and securing the area, these officers determine whether there is
any risk; if there is a possibility that an explosive or a biohazard
is present, the officers are able to call in the Philadelphia Police
Department's bomb control unit, the City of Philadelphia's Rapid
Assessment Team (an inter-agency group) or the FBI. At present,
none of the calls have related to real risks, but Vice President
Rush encouraged members of the campus community to continue reporting
anything that appears to be suspicious.
Almanac, Vol. 48, No. 11, November 6, 2001
November 6, 2001
Volume 48 Number 11
Packard Foundation awards a fellowship to Dr.
Max Tegmark of physics and astronomy.

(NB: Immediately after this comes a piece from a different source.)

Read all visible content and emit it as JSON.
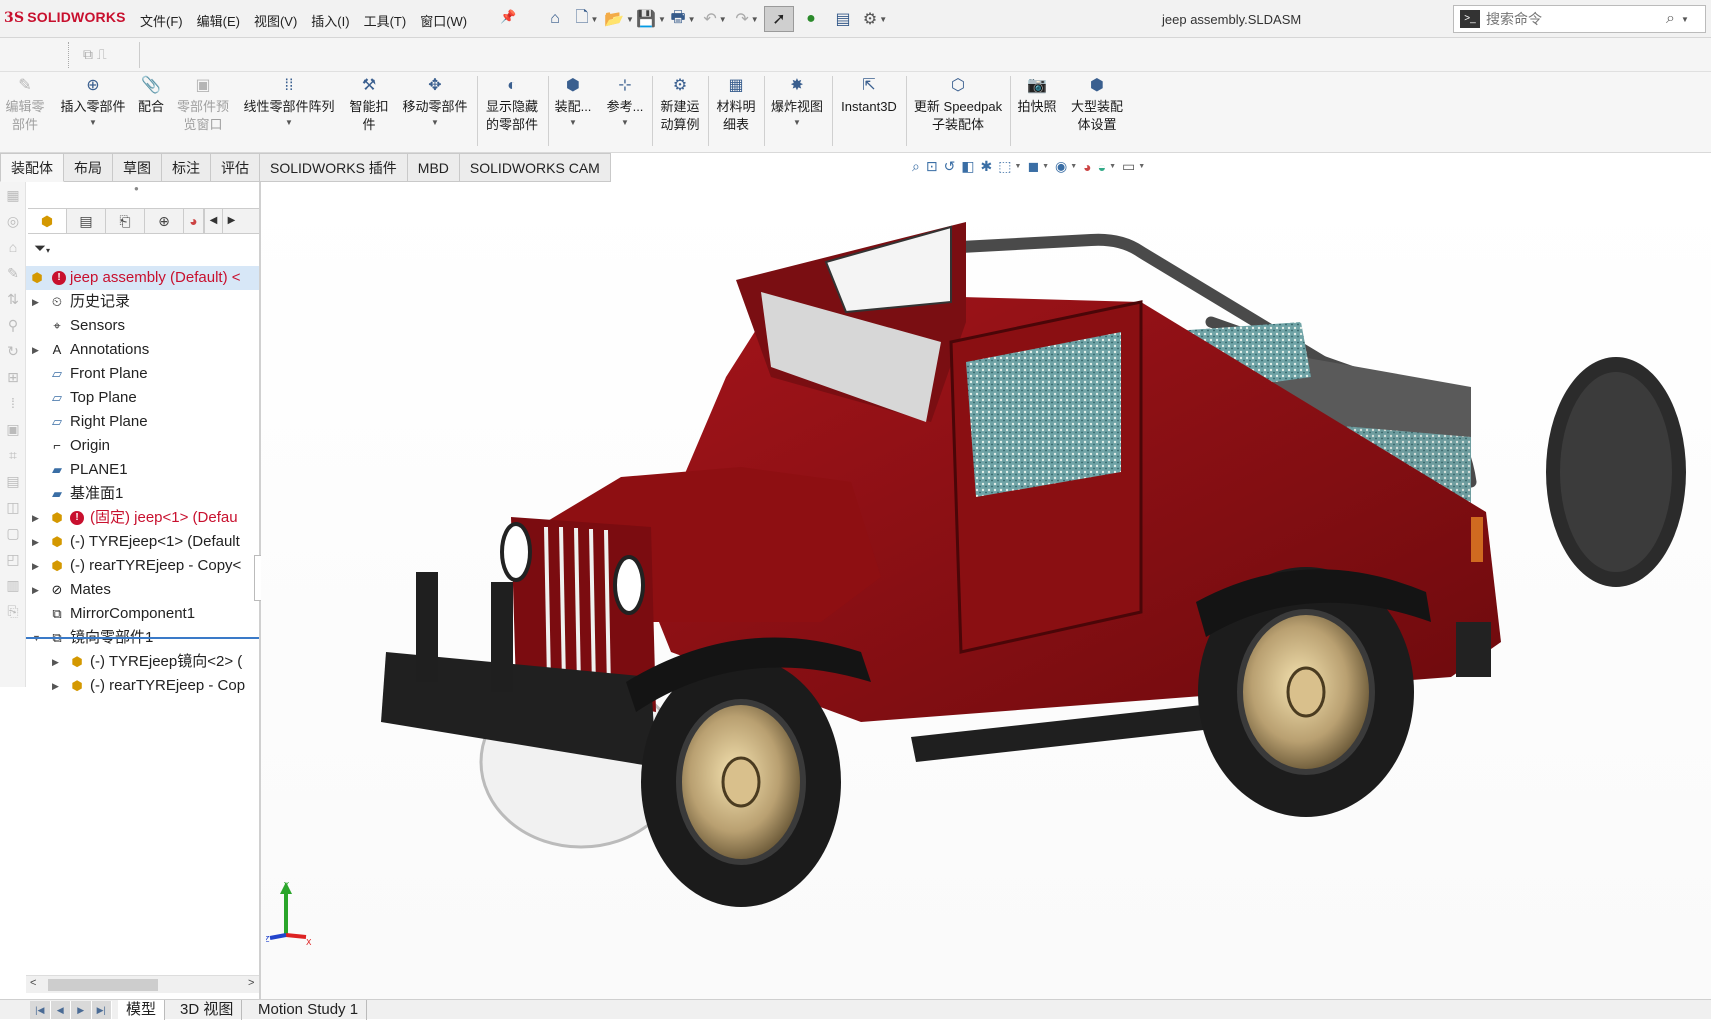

Antonio Merlo is named director of the Penn Institute for
Jean Howard has been named the Catherine Bryson Professor.
Sheila Murnaghan has been named the Alfred Reginald Allen
Memorial Professor in Greek.
special section of Knowledge@Wharton,
a Wharton web site, provides Survival Strategies for the Post
University Council meets on Wednesday
for the annual reports on the State of the University.
Trustees approve resolutions and
report on finances, facilities, external affairs, neighborhood
initiatives, investments and more at their fall meetings.
Code of Conduct for Penn Apparel
Licensees is republished in accordance with its obligation
for public accountability.
intellectual property rights
is a responsibility taken seriously by Penn; allegations and
infringements are investigated.
Commitment to Our Community is the theme of the Penn's
Way 2002 workplace charitable campaign which has a goal
of raising $400,000.